• [What needs to be done] Copy every line below. Do not alter any of them.

• [Data to process]

-------

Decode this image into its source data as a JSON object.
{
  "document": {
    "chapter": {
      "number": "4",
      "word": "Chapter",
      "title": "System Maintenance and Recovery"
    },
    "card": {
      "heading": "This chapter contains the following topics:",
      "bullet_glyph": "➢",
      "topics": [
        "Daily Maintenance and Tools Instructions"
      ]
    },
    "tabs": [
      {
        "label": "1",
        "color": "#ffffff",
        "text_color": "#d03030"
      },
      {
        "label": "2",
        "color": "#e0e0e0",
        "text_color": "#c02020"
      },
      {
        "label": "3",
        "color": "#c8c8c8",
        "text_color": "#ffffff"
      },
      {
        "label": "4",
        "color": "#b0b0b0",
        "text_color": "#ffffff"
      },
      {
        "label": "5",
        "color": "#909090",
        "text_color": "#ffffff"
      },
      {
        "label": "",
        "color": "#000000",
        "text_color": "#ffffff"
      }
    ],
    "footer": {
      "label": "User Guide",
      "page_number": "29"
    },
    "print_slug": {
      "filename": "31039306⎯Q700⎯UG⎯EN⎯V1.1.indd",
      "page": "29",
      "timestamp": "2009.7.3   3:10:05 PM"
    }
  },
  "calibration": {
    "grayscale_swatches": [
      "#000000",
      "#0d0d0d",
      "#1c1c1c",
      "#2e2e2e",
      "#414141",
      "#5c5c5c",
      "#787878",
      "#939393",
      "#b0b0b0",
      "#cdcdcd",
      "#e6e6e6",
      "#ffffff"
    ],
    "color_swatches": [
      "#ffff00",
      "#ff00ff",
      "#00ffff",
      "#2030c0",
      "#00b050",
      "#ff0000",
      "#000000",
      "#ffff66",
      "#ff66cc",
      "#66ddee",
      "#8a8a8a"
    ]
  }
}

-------

• [Reply]
Decode this image into its source data as a JSON object.
{
  "document": {
    "chapter": {
      "number": "4",
      "word": "Chapter",
      "title": "System Maintenance and Recovery"
    },
    "card": {
      "heading": "This chapter contains the following topics:",
      "bullet_glyph": "➢",
      "topics": [
        "Daily Maintenance and Tools Instructions"
      ]
    },
    "tabs": [
      {
        "label": "1",
        "color": "#ffffff",
        "text_color": "#d03030"
      },
      {
        "label": "2",
        "color": "#e0e0e0",
        "text_color": "#c02020"
      },
      {
        "label": "3",
        "color": "#c8c8c8",
        "text_color": "#ffffff"
      },
      {
        "label": "4",
        "color": "#b0b0b0",
        "text_color": "#ffffff"
      },
      {
        "label": "5",
        "color": "#909090",
        "text_color": "#ffffff"
      },
      {
        "label": "",
        "color": "#000000",
        "text_color": "#ffffff"
      }
    ],
    "footer": {
      "label": "User Guide",
      "page_number": "29"
    },
    "print_slug": {
      "filename": "31039306⎯Q700⎯UG⎯EN⎯V1.1.indd",
      "page": "29",
      "timestamp": "2009.7.3   3:10:05 PM"
    }
  },
  "calibration": {
    "grayscale_swatches": [
      "#000000",
      "#0d0d0d",
      "#1c1c1c",
      "#2e2e2e",
      "#414141",
      "#5c5c5c",
      "#787878",
      "#939393",
      "#b0b0b0",
      "#cdcdcd",
      "#e6e6e6",
      "#ffffff"
    ],
    "color_swatches": [
      "#ffff00",
      "#ff00ff",
      "#00ffff",
      "#2030c0",
      "#00b050",
      "#ff0000",
      "#000000",
      "#ffff66",
      "#ff66cc",
      "#66ddee",
      "#8a8a8a"
    ]
  }
}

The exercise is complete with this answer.